:: Source records ::

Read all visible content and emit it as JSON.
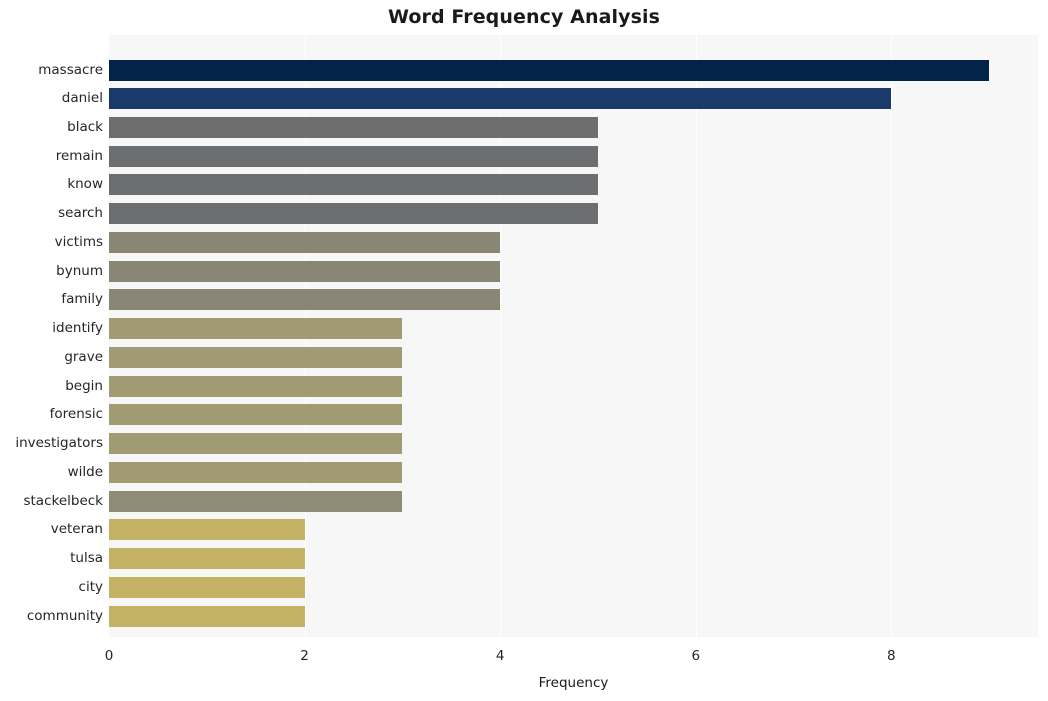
{
  "chart_data": {
    "type": "bar",
    "orientation": "horizontal",
    "title": "Word Frequency Analysis",
    "xlabel": "Frequency",
    "ylabel": "",
    "xlim": [
      0,
      9.5
    ],
    "xticks": [
      0,
      2,
      4,
      6,
      8
    ],
    "xtick_labels": [
      "0",
      "2",
      "4",
      "6",
      "8"
    ],
    "grid": true,
    "legend": null,
    "categories": [
      "massacre",
      "daniel",
      "black",
      "remain",
      "know",
      "search",
      "victims",
      "bynum",
      "family",
      "identify",
      "grave",
      "begin",
      "forensic",
      "investigators",
      "wilde",
      "stackelbeck",
      "veteran",
      "tulsa",
      "city",
      "community"
    ],
    "values": [
      9,
      8,
      5,
      5,
      5,
      5,
      4,
      4,
      4,
      3,
      3,
      3,
      3,
      3,
      3,
      3,
      2,
      2,
      2,
      2
    ],
    "bar_colors": [
      "#04234a",
      "#1b3a6b",
      "#6c6e70",
      "#6c6e70",
      "#6c6e70",
      "#6c6e70",
      "#8a8676",
      "#8a8676",
      "#8a8676",
      "#a09b72",
      "#a09b72",
      "#a09b72",
      "#a09b72",
      "#a09b72",
      "#a09b72",
      "#8f8b77",
      "#c4b264",
      "#c4b264",
      "#c4b264",
      "#c4b264"
    ],
    "plot_background": "#f7f7f7",
    "figure_background": "#ffffff",
    "gridline_color": "#ffffff"
  }
}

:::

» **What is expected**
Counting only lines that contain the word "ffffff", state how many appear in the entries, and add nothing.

» **Response box**
2